Every entry below is to be copied exactly as written.

» GIVEN RECORDS:

--------------------

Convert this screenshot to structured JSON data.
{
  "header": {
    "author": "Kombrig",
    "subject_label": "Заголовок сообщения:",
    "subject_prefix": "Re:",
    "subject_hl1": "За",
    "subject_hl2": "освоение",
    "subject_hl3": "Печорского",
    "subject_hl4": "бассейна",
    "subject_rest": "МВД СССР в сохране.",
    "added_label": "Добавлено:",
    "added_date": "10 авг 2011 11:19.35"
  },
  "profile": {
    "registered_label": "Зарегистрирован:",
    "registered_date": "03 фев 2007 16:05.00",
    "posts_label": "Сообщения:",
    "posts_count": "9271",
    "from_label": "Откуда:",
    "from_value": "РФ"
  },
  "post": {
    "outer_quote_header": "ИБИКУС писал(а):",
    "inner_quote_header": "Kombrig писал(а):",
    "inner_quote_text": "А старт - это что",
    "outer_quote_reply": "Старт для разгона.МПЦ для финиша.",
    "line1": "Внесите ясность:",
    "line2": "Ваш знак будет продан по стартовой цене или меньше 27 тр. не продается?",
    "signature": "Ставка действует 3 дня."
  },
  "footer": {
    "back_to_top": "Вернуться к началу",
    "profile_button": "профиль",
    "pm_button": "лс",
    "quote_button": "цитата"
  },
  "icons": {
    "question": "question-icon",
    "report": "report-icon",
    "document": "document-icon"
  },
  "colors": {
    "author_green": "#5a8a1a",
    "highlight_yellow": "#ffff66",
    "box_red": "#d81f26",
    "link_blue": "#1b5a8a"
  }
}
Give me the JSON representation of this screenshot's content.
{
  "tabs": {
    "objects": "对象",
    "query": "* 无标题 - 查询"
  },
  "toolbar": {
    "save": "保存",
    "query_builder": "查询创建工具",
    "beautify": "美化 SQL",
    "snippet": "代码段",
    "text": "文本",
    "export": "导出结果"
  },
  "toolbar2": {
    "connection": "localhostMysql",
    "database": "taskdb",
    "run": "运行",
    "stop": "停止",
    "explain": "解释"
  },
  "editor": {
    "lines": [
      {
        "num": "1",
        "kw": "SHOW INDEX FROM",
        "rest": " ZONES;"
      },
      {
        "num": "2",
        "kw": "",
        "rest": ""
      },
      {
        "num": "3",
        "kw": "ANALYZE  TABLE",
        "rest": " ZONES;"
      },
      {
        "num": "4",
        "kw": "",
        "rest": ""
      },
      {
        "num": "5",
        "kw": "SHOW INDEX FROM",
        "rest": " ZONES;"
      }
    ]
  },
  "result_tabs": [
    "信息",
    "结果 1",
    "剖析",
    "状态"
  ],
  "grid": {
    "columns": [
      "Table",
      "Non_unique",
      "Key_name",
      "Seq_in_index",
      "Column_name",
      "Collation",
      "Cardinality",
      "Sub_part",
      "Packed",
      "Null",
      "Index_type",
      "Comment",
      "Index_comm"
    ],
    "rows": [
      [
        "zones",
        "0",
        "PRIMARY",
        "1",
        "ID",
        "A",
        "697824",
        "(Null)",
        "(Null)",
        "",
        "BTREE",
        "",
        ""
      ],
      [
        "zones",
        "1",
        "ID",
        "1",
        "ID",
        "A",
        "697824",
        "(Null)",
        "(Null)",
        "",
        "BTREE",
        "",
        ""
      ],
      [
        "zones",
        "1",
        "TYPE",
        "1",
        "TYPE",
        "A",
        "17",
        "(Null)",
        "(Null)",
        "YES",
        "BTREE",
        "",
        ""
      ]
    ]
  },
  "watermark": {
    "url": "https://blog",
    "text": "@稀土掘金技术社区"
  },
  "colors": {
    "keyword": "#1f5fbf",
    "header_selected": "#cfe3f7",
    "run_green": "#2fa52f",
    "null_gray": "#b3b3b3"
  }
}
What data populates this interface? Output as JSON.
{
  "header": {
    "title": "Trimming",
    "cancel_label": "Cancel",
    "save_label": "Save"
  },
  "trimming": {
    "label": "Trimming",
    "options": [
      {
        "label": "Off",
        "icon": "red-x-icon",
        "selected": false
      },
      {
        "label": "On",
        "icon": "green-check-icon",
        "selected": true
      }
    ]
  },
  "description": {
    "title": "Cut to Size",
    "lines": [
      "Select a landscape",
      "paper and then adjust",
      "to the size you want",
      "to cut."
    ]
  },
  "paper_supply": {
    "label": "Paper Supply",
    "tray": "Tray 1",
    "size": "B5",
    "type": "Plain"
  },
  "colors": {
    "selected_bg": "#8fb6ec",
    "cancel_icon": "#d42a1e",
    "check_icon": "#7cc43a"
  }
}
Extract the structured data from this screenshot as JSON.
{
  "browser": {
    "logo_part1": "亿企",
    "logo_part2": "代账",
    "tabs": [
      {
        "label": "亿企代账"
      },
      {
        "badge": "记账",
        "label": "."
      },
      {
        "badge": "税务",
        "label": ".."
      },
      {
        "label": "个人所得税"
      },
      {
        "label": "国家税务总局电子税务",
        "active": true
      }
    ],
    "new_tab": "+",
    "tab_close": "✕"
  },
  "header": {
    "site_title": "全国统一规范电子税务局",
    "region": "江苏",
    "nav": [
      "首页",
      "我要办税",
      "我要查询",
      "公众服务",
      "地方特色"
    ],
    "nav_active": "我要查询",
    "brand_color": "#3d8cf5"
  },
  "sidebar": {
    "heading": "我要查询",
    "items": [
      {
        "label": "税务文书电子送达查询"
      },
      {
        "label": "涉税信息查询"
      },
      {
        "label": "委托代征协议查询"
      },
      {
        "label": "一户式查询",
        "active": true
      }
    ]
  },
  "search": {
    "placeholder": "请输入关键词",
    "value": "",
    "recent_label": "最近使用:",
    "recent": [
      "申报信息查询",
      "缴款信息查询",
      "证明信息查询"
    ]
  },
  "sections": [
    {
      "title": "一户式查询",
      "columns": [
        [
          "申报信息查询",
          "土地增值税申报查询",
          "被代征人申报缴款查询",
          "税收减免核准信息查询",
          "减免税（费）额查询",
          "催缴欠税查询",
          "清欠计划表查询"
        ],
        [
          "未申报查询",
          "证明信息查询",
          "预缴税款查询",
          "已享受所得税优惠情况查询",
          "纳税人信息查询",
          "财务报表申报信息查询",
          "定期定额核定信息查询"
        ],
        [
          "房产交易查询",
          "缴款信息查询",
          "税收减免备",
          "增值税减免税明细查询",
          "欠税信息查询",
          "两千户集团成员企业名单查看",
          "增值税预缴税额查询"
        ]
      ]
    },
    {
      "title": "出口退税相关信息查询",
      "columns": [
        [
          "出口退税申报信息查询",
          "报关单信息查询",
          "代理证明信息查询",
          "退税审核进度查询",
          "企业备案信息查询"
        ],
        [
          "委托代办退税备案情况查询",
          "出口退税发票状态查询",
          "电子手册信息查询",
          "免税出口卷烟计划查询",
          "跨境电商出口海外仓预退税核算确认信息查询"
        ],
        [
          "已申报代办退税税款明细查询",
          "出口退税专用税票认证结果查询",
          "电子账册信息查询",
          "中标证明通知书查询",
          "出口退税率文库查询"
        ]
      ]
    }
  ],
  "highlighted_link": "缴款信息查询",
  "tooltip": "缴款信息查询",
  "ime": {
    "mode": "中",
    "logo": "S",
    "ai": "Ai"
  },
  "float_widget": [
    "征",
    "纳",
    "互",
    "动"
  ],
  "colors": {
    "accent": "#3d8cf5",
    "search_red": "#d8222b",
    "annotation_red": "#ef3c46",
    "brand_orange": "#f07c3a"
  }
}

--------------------

» ANSWER BOX:
Convert this screenshot to structured JSON data.
{
  "header": {
    "author": "Kombrig",
    "subject_label": "Заголовок сообщения:",
    "subject_prefix": "Re:",
    "subject_hl1": "За",
    "subject_hl2": "освоение",
    "subject_hl3": "Печорского",
    "subject_hl4": "бассейна",
    "subject_rest": "МВД СССР в сохране.",
    "added_label": "Добавлено:",
    "added_date": "10 авг 2011 11:19.35"
  },
  "profile": {
    "registered_label": "Зарегистрирован:",
    "registered_date": "03 фев 2007 16:05.00",
    "posts_label": "Сообщения:",
    "posts_count": "9271",
    "from_label": "Откуда:",
    "from_value": "РФ"
  },
  "post": {
    "outer_quote_header": "ИБИКУС писал(а):",
    "inner_quote_header": "Kombrig писал(а):",
    "inner_quote_text": "А старт - это что",
    "outer_quote_reply": "Старт для разгона.МПЦ для финиша.",
    "line1": "Внесите ясность:",
    "line2": "Ваш знак будет продан по стартовой цене или меньше 27 тр. не продается?",
    "signature": "Ставка действует 3 дня."
  },
  "footer": {
    "back_to_top": "Вернуться к началу",
    "profile_button": "профиль",
    "pm_button": "лс",
    "quote_button": "цитата"
  },
  "icons": {
    "question": "question-icon",
    "report": "report-icon",
    "document": "document-icon"
  },
  "colors": {
    "author_green": "#5a8a1a",
    "highlight_yellow": "#ffff66",
    "box_red": "#d81f26",
    "link_blue": "#1b5a8a"
  }
}
Give me the JSON representation of this screenshot's content.
{
  "tabs": {
    "objects": "对象",
    "query": "* 无标题 - 查询"
  },
  "toolbar": {
    "save": "保存",
    "query_builder": "查询创建工具",
    "beautify": "美化 SQL",
    "snippet": "代码段",
    "text": "文本",
    "export": "导出结果"
  },
  "toolbar2": {
    "connection": "localhostMysql",
    "database": "taskdb",
    "run": "运行",
    "stop": "停止",
    "explain": "解释"
  },
  "editor": {
    "lines": [
      {
        "num": "1",
        "kw": "SHOW INDEX FROM",
        "rest": " ZONES;"
      },
      {
        "num": "2",
        "kw": "",
        "rest": ""
      },
      {
        "num": "3",
        "kw": "ANALYZE  TABLE",
        "rest": " ZONES;"
      },
      {
        "num": "4",
        "kw": "",
        "rest": ""
      },
      {
        "num": "5",
        "kw": "SHOW INDEX FROM",
        "rest": " ZONES;"
      }
    ]
  },
  "result_tabs": [
    "信息",
    "结果 1",
    "剖析",
    "状态"
  ],
  "grid": {
    "columns": [
      "Table",
      "Non_unique",
      "Key_name",
      "Seq_in_index",
      "Column_name",
      "Collation",
      "Cardinality",
      "Sub_part",
      "Packed",
      "Null",
      "Index_type",
      "Comment",
      "Index_comm"
    ],
    "rows": [
      [
        "zones",
        "0",
        "PRIMARY",
        "1",
        "ID",
        "A",
        "697824",
        "(Null)",
        "(Null)",
        "",
        "BTREE",
        "",
        ""
      ],
      [
        "zones",
        "1",
        "ID",
        "1",
        "ID",
        "A",
        "697824",
        "(Null)",
        "(Null)",
        "",
        "BTREE",
        "",
        ""
      ],
      [
        "zones",
        "1",
        "TYPE",
        "1",
        "TYPE",
        "A",
        "17",
        "(Null)",
        "(Null)",
        "YES",
        "BTREE",
        "",
        ""
      ]
    ]
  },
  "watermark": {
    "url": "https://blog",
    "text": "@稀土掘金技术社区"
  },
  "colors": {
    "keyword": "#1f5fbf",
    "header_selected": "#cfe3f7",
    "run_green": "#2fa52f",
    "null_gray": "#b3b3b3"
  }
}
What data populates this interface? Output as JSON.
{
  "header": {
    "title": "Trimming",
    "cancel_label": "Cancel",
    "save_label": "Save"
  },
  "trimming": {
    "label": "Trimming",
    "options": [
      {
        "label": "Off",
        "icon": "red-x-icon",
        "selected": false
      },
      {
        "label": "On",
        "icon": "green-check-icon",
        "selected": true
      }
    ]
  },
  "description": {
    "title": "Cut to Size",
    "lines": [
      "Select a landscape",
      "paper and then adjust",
      "to the size you want",
      "to cut."
    ]
  },
  "paper_supply": {
    "label": "Paper Supply",
    "tray": "Tray 1",
    "size": "B5",
    "type": "Plain"
  },
  "colors": {
    "selected_bg": "#8fb6ec",
    "cancel_icon": "#d42a1e",
    "check_icon": "#7cc43a"
  }
}
Extract the structured data from this screenshot as JSON.
{
  "browser": {
    "logo_part1": "亿企",
    "logo_part2": "代账",
    "tabs": [
      {
        "label": "亿企代账"
      },
      {
        "badge": "记账",
        "label": "."
      },
      {
        "badge": "税务",
        "label": ".."
      },
      {
        "label": "个人所得税"
      },
      {
        "label": "国家税务总局电子税务",
        "active": true
      }
    ],
    "new_tab": "+",
    "tab_close": "✕"
  },
  "header": {
    "site_title": "全国统一规范电子税务局",
    "region": "江苏",
    "nav": [
      "首页",
      "我要办税",
      "我要查询",
      "公众服务",
      "地方特色"
    ],
    "nav_active": "我要查询",
    "brand_color": "#3d8cf5"
  },
  "sidebar": {
    "heading": "我要查询",
    "items": [
      {
        "label": "税务文书电子送达查询"
      },
      {
        "label": "涉税信息查询"
      },
      {
        "label": "委托代征协议查询"
      },
      {
        "label": "一户式查询",
        "active": true
      }
    ]
  },
  "search": {
    "placeholder": "请输入关键词",
    "value": "",
    "recent_label": "最近使用:",
    "recent": [
      "申报信息查询",
      "缴款信息查询",
      "证明信息查询"
    ]
  },
  "sections": [
    {
      "title": "一户式查询",
      "columns": [
        [
          "申报信息查询",
          "土地增值税申报查询",
          "被代征人申报缴款查询",
          "税收减免核准信息查询",
          "减免税（费）额查询",
          "催缴欠税查询",
          "清欠计划表查询"
        ],
        [
          "未申报查询",
          "证明信息查询",
          "预缴税款查询",
          "已享受所得税优惠情况查询",
          "纳税人信息查询",
          "财务报表申报信息查询",
          "定期定额核定信息查询"
        ],
        [
          "房产交易查询",
          "缴款信息查询",
          "税收减免备",
          "增值税减免税明细查询",
          "欠税信息查询",
          "两千户集团成员企业名单查看",
          "增值税预缴税额查询"
        ]
      ]
    },
    {
      "title": "出口退税相关信息查询",
      "columns": [
        [
          "出口退税申报信息查询",
          "报关单信息查询",
          "代理证明信息查询",
          "退税审核进度查询",
          "企业备案信息查询"
        ],
        [
          "委托代办退税备案情况查询",
          "出口退税发票状态查询",
          "电子手册信息查询",
          "免税出口卷烟计划查询",
          "跨境电商出口海外仓预退税核算确认信息查询"
        ],
        [
          "已申报代办退税税款明细查询",
          "出口退税专用税票认证结果查询",
          "电子账册信息查询",
          "中标证明通知书查询",
          "出口退税率文库查询"
        ]
      ]
    }
  ],
  "highlighted_link": "缴款信息查询",
  "tooltip": "缴款信息查询",
  "ime": {
    "mode": "中",
    "logo": "S",
    "ai": "Ai"
  },
  "float_widget": [
    "征",
    "纳",
    "互",
    "动"
  ],
  "colors": {
    "accent": "#3d8cf5",
    "search_red": "#d8222b",
    "annotation_red": "#ef3c46",
    "brand_orange": "#f07c3a"
  }
}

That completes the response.